Dataset rows for apps and sites
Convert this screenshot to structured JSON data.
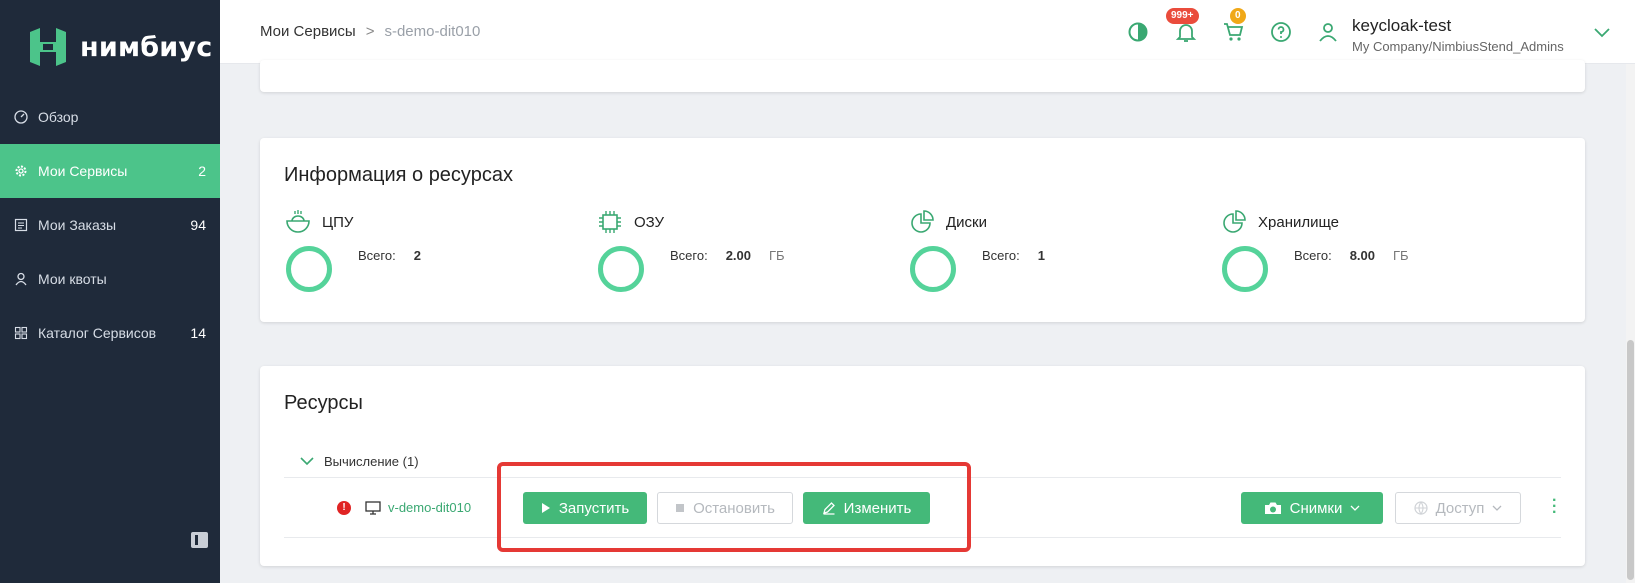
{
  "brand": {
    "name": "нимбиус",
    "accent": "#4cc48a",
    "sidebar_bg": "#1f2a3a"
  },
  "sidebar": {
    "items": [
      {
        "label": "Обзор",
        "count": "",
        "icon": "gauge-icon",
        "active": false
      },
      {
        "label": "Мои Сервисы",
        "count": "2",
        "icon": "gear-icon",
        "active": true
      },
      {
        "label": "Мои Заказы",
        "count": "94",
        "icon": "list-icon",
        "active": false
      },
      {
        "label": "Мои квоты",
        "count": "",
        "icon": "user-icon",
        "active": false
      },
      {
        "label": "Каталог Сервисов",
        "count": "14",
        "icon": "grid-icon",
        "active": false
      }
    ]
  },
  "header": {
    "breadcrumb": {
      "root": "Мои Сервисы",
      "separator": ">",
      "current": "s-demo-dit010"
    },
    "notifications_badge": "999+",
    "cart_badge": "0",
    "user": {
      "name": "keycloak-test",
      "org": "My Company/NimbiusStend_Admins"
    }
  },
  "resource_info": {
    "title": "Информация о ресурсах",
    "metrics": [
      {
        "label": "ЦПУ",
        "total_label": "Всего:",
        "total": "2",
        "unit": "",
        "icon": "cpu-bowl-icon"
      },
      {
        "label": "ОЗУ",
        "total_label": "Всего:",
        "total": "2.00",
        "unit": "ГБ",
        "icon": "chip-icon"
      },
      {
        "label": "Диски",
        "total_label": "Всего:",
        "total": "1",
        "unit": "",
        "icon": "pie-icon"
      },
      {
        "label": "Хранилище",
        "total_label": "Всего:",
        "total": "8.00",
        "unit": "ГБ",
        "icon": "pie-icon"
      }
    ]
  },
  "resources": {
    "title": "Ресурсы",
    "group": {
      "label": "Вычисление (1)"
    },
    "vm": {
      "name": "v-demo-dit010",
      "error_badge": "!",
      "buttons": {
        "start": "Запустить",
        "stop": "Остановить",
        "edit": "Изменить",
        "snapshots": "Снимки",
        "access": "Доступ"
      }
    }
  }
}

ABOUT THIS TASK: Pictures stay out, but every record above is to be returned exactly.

SOLUTION BELOW:
Convert this screenshot to structured JSON data.
{
  "brand": {
    "name": "нимбиус",
    "accent": "#4cc48a",
    "sidebar_bg": "#1f2a3a"
  },
  "sidebar": {
    "items": [
      {
        "label": "Обзор",
        "count": "",
        "icon": "gauge-icon",
        "active": false
      },
      {
        "label": "Мои Сервисы",
        "count": "2",
        "icon": "gear-icon",
        "active": true
      },
      {
        "label": "Мои Заказы",
        "count": "94",
        "icon": "list-icon",
        "active": false
      },
      {
        "label": "Мои квоты",
        "count": "",
        "icon": "user-icon",
        "active": false
      },
      {
        "label": "Каталог Сервисов",
        "count": "14",
        "icon": "grid-icon",
        "active": false
      }
    ]
  },
  "header": {
    "breadcrumb": {
      "root": "Мои Сервисы",
      "separator": ">",
      "current": "s-demo-dit010"
    },
    "notifications_badge": "999+",
    "cart_badge": "0",
    "user": {
      "name": "keycloak-test",
      "org": "My Company/NimbiusStend_Admins"
    }
  },
  "resource_info": {
    "title": "Информация о ресурсах",
    "metrics": [
      {
        "label": "ЦПУ",
        "total_label": "Всего:",
        "total": "2",
        "unit": "",
        "icon": "cpu-bowl-icon"
      },
      {
        "label": "ОЗУ",
        "total_label": "Всего:",
        "total": "2.00",
        "unit": "ГБ",
        "icon": "chip-icon"
      },
      {
        "label": "Диски",
        "total_label": "Всего:",
        "total": "1",
        "unit": "",
        "icon": "pie-icon"
      },
      {
        "label": "Хранилище",
        "total_label": "Всего:",
        "total": "8.00",
        "unit": "ГБ",
        "icon": "pie-icon"
      }
    ]
  },
  "resources": {
    "title": "Ресурсы",
    "group": {
      "label": "Вычисление (1)"
    },
    "vm": {
      "name": "v-demo-dit010",
      "error_badge": "!",
      "buttons": {
        "start": "Запустить",
        "stop": "Остановить",
        "edit": "Изменить",
        "snapshots": "Снимки",
        "access": "Доступ"
      }
    }
  }
}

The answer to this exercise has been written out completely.